DOI: 10.1055/s-0037-1603938
Review Article
Thieme Medical Publishers 333 Seventh Avenue, New York, NY 10001, USA.

Central Venous Catheter-Associated Deep Venous Thrombosis in Critically Ill Children

Edward Vincent S. Faustino1
  • 1Department of Pediatrics, Yale School of Medicine, New Haven, Connecticut
Further Information

Publication History

Publication Date:
04 August 2017 (eFirst)

Abstract

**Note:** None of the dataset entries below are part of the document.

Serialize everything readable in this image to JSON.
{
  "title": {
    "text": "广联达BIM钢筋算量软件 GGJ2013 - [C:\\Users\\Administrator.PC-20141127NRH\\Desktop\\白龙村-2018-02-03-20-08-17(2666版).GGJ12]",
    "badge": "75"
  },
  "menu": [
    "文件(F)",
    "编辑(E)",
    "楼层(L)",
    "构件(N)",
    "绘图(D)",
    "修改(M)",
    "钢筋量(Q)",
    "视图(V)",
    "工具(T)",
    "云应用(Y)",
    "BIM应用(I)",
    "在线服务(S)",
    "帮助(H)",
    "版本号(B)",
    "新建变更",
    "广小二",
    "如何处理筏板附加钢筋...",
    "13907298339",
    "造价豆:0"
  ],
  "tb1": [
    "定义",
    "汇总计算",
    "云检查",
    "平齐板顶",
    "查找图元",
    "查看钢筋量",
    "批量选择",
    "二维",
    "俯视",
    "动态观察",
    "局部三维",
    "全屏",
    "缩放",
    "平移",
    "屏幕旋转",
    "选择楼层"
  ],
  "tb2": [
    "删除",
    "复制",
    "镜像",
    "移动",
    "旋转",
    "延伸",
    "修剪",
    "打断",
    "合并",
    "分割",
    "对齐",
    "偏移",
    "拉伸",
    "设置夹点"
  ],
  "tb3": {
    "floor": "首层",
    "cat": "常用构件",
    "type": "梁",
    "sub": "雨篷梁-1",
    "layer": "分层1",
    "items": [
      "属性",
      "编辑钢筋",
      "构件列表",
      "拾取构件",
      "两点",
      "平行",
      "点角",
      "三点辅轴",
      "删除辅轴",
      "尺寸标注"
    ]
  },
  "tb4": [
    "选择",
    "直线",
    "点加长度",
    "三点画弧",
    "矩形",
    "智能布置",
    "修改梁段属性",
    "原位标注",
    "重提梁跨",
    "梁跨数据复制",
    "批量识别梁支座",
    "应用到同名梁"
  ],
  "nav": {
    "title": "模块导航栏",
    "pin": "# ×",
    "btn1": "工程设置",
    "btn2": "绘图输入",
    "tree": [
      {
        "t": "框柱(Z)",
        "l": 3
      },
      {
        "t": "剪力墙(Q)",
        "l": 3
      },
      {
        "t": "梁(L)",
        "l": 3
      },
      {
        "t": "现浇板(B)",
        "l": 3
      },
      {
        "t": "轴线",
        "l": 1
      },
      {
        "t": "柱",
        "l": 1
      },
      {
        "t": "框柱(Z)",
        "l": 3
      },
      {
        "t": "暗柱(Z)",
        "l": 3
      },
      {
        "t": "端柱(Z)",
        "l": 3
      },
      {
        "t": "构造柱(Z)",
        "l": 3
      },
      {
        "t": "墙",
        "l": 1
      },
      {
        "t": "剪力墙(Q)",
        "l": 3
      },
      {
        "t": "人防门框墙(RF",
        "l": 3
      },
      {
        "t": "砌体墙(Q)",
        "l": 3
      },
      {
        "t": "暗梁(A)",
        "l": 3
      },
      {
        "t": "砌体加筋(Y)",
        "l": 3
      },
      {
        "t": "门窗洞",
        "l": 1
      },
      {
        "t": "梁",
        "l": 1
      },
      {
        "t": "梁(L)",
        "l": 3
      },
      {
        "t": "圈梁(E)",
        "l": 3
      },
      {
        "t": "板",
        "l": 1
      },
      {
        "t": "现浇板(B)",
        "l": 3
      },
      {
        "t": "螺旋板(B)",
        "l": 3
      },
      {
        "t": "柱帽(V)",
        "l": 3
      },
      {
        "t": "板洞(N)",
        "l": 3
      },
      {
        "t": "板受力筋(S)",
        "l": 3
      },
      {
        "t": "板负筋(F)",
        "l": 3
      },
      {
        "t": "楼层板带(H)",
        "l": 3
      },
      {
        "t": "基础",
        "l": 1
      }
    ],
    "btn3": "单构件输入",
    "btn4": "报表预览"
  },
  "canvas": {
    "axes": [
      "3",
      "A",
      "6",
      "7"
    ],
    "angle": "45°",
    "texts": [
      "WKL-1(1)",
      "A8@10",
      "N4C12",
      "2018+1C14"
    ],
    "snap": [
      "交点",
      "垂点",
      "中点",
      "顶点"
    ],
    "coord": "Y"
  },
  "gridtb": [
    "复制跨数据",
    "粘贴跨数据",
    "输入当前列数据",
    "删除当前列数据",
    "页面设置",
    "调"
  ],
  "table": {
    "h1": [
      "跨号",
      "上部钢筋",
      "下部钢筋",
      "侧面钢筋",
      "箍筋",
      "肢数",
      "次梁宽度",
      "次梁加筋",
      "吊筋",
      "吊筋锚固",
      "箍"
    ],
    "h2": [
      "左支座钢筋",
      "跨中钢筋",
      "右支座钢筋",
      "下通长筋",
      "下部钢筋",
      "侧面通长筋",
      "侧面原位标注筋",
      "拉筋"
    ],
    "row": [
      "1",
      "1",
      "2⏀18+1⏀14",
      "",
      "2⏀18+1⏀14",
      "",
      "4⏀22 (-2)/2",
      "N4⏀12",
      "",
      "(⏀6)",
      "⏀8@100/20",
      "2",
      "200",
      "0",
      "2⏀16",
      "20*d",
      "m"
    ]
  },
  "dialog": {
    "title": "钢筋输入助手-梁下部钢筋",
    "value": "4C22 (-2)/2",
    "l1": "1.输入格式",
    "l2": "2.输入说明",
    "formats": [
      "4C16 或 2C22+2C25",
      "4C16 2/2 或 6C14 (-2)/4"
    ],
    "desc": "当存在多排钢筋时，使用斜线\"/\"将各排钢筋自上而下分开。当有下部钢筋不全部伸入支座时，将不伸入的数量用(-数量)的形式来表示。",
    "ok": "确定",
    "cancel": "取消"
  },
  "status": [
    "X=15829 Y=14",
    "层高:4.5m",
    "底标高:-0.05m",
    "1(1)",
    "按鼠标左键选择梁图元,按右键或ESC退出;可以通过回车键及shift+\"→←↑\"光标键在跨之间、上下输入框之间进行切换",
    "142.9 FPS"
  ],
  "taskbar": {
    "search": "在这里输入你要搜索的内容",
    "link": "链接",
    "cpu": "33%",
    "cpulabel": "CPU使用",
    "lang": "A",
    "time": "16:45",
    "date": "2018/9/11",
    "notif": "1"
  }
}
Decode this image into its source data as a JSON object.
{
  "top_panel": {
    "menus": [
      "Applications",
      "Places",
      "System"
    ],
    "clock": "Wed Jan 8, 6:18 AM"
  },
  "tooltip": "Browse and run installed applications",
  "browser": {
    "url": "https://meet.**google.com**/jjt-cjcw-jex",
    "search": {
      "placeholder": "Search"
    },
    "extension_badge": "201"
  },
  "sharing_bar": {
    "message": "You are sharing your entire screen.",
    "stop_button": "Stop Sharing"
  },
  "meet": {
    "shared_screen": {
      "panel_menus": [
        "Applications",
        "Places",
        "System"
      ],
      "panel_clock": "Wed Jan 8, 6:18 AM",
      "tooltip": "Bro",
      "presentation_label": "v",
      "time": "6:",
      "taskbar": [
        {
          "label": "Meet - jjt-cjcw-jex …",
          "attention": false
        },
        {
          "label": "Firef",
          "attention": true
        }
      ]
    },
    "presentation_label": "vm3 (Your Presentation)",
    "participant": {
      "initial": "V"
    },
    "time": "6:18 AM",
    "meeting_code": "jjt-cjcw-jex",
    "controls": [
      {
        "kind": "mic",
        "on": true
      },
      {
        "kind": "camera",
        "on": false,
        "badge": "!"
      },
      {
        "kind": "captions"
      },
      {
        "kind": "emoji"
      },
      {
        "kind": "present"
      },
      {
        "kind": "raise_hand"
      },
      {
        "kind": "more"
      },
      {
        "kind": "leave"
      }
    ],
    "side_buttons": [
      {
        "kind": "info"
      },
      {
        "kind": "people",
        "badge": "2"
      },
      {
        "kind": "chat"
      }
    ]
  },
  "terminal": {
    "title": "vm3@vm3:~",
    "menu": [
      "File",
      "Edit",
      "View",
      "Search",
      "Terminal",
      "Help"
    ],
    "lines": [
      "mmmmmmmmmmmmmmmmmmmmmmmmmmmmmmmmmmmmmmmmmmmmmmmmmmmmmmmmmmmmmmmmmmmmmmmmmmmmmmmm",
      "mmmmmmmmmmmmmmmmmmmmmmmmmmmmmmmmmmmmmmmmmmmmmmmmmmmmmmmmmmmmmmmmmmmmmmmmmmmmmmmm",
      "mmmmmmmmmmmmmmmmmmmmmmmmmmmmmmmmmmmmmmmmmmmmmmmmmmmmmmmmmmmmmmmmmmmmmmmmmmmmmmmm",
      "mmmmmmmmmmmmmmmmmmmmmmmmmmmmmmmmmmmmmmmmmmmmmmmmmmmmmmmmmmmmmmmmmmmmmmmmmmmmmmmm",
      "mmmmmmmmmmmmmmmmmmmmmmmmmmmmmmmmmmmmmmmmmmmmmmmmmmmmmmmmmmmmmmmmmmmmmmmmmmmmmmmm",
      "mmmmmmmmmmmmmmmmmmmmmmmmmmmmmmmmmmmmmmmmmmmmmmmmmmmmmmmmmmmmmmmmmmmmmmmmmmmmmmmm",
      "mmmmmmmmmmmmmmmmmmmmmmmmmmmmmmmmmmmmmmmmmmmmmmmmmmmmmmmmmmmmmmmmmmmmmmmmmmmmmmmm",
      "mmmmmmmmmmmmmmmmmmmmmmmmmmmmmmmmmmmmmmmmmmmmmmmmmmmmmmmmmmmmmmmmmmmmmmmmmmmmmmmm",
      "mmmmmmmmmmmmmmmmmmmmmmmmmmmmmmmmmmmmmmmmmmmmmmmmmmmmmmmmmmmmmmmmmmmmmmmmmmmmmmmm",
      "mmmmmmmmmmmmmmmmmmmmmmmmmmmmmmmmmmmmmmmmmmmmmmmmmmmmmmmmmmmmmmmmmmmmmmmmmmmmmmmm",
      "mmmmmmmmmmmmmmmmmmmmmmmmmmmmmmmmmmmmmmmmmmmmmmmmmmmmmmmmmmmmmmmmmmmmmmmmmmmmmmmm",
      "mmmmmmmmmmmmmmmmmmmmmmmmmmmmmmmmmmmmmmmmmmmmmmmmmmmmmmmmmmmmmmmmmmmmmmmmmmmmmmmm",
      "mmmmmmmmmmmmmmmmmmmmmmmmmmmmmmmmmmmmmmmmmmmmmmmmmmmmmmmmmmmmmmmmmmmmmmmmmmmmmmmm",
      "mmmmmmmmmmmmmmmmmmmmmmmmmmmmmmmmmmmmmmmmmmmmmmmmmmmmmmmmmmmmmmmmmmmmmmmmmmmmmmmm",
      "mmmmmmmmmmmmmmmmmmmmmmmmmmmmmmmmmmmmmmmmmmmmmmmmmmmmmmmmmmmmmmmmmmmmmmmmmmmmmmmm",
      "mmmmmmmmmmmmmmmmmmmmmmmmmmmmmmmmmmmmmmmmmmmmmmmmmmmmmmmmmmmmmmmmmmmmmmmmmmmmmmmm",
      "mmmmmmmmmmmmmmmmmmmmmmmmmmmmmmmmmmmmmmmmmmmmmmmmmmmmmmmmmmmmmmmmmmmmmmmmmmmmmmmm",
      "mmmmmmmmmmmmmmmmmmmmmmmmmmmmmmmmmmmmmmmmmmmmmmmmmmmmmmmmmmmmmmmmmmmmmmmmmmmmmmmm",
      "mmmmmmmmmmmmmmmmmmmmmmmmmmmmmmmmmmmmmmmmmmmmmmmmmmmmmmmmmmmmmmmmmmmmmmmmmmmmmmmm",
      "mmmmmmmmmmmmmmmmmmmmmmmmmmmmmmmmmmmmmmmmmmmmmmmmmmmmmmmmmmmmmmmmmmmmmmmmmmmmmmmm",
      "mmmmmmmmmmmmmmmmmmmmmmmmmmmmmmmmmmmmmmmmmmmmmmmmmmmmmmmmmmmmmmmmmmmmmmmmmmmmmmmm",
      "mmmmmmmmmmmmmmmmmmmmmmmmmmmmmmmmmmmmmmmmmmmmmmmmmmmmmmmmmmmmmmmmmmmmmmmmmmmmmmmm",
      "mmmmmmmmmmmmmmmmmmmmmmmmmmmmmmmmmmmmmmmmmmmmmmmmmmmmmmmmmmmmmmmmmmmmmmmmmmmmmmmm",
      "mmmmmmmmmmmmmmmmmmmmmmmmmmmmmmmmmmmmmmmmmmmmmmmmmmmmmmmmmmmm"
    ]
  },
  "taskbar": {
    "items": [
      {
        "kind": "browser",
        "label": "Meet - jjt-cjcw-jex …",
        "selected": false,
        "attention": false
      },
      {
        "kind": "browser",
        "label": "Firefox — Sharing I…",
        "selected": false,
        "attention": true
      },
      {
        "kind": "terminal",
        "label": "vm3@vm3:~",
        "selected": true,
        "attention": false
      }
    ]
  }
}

The presence of a central venous catheter and admission to the intensive care unit are the most important risk factors for deep venous thrombosis (DVT) in children. At least 18% of critically ill children with a catheter develop radiologically confirmed catheter-associated thrombosis. Clinically apparent thrombosis occurs in 3% of critically ill children with a catheter and is associated with 8 additional days of mechanical ventilation. Even when the thrombus is initially asymptomatic, 8 to 18% of critically ill children with catheter-associated thrombosis develop postthrombotic syndrome. Thrombosis is uncommon within 24 hours after insertion of a nontunneled catheter in critically ill children, but nearly all thrombi have developed by 4 days after insertion. Hypercoagulability during or immediately after insertion of the catheter plays an essential role in the development of thrombosis. Pharmacologic prophylaxis, including local anticoagulation with heparin-bonded catheter, has not been shown to reduce the risk of catheter-related thrombosis in children. Systemic anticoagulation in critically ill children started soon after the insertion of the catheter, however, may be beneficial. A multicenter clinical trial that is testing this hypothesis is currently underway.